Asphalt shingles are one of the most common roofing materials in use today. Roofs across America, and the world, utilize this type of shingle because it’s the easiest to make, install and tear down when necessary. The cost of these shingles will vary depending on everything from size, shape, color and type. Many companies offer different types of asphalt shingles that function differently or enhance a roof’s capability to withstand damage.
Asphalt shingles are an American-based product, first created and used in 1091. By 1911, it was widely used for roofing through America and North America and by 1939, almost 40 million shingles were being produced a year throughout the US. Asphalt prepared roofing was the technical term when these shingles were first developed in 1893 and were similar to asphalt roll roofing.
In 1901, developers thought to begin cutting asphalt shingles into square sections and overlapping them to create either a single tab or multi-tab shingle allowing for different roofing methods to be used for homes and buildings.
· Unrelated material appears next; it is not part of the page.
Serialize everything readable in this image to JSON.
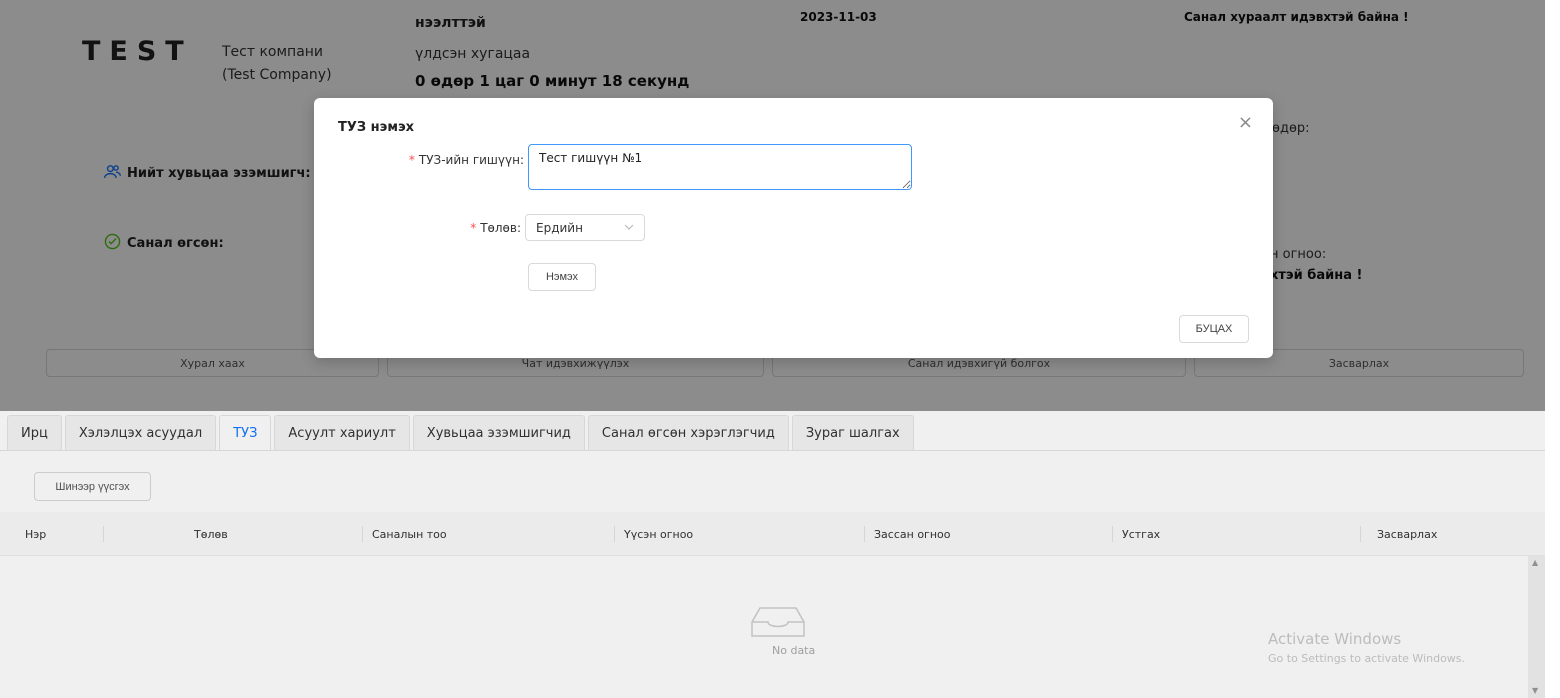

The base of asphalt shingles started out as simple cotton rags at first before this method became too expensive in relation to the shingles themselves.
Asphalt shingles today come in different colors, sizes and shapes, allowing them to be used in a wide variety of ways for modern roofs. Whether you’re looking for weather-resistant, hail reducing, drain-off shingles or something in between, asphalt shingles make it possible to protect your home or building from everything from the sunlight to wind to hail to rain and snow. Developments have even made some forms of asphalt shingles completely green.
Without asphalt shingles, roofing today would be radically different from what we know it to be. While there are many roofing methods that don’t use shingles at all, the majority of roofs across the world now use asphalt shingles. The cost of the shingle compared to other methods can’t be beat, reducing the cost of having a roof repaired or replaced when necessary.
If you’re looking to get your roof repaired or replaced, chances are it’ll be with asphalt shingles. Work with your roofer for the best price possible and best fit for your home or building.